CEO of the Legacy Foundation Margaret Hepburn spearheaded the grant celebration event on Sept. 1.
Hepburn paid tribute to former board director Ruth Britton, who passed away earlier this year. Success stories were shared along with upcoming projects, including a new event center space that will be built over the next two years.
“We’re here this afternoon to celebrate you — our Responsive Grant Awardees,” Hepburn said at the event. “You are present with compassion and support when individuals and families are in need and we are so grateful and proud of everything you do for our communities.”
The celebration was for the Legacy Foundation, which budgets $60 million for grant disbursement with individual grants of up to $5,000 for each organization.
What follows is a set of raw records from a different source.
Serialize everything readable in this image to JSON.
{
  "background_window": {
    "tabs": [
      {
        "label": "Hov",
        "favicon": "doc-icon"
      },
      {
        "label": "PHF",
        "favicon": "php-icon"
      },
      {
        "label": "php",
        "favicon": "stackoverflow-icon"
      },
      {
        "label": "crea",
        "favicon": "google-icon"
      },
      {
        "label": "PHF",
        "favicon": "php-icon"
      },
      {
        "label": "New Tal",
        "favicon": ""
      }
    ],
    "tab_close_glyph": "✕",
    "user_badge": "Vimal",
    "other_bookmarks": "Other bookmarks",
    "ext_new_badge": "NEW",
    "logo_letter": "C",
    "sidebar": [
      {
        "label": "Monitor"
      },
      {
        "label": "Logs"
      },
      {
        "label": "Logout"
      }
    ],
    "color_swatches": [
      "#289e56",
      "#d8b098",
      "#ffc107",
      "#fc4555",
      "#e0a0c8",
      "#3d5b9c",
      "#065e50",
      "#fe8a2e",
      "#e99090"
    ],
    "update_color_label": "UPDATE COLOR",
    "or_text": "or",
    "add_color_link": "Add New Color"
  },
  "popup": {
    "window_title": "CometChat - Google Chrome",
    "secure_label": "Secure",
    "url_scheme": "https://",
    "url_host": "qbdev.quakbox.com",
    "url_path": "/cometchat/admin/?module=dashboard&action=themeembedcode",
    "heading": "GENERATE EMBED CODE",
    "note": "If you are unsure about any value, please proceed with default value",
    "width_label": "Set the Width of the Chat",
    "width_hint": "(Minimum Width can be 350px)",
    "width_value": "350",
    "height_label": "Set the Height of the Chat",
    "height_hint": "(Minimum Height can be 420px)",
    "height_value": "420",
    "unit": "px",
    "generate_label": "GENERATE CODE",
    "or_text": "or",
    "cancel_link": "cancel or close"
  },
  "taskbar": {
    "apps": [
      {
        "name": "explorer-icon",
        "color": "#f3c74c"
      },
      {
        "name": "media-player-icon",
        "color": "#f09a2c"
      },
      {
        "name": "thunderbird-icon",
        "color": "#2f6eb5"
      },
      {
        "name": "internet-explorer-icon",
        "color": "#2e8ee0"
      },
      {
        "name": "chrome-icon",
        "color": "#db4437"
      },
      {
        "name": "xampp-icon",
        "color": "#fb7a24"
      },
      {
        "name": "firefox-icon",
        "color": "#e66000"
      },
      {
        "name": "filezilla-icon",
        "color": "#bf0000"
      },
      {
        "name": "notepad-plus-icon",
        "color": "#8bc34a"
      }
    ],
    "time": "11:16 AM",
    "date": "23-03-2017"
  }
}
“It’s to assist the organizations with its missions in Cochise County and eastern Santa Cruz,” Hepburn said. “They’re all nonprofit organizations that are aligned with the Legacy Foundation’s mission.
“Our mission is promoting population health and community wellness.”
The Legacy Foundation was formed in 2013 under a partnership with the Sierra Vista Regional Health Center Board of Trustees and RegionalCare Hospital Partners.
Gale Berry, executive director of the Willcox Theater and Arts, said the grants the organization had been awarded are to support their program ACE of Arts (Aging as a Creative Endeavor). The program specializes in assisting senior citizens by providing them with the opportunity to bestow creativity with art. Twice a year, there are art exhibit showings of the program’s participants work. The organization was awarded $4,182.
“The area that we are in is not a wealthy one,” Berry said. “Senior citizens in general are not necessarily with a lot of disposable income so our ability to provide these kinds of programs, and at a low or no cost to the participants, is something that these kinds of grants help us to do.
“It really helps having the opportunity as a older individual to not only get out and enjoy yourself and do something creative, but to do something that’s valued by the community is really important.”
Executive Director of the Senior Citizens of Patagonia Inc. Charles Kelly said the organization has mandated there will always be someone who is trained in first aid and CPR while the senior citizens are present at the Patagonia Senior Citizens and Community Center. The organization helps assist providing food and accessibility services to seniors.
“We have vans that take our seniors and people with disabilities to doctors, dental and shopping,” Kelly said.
The program provides meals for seniors five days a week. The grant totaling $850 will cover first aid and CPR training for up to eight workers under the organization.
The training originally was offered to volunteer drivers four years ago. Training will now be expanded to new drivers that have been hired along with training dining room helpers at the facility.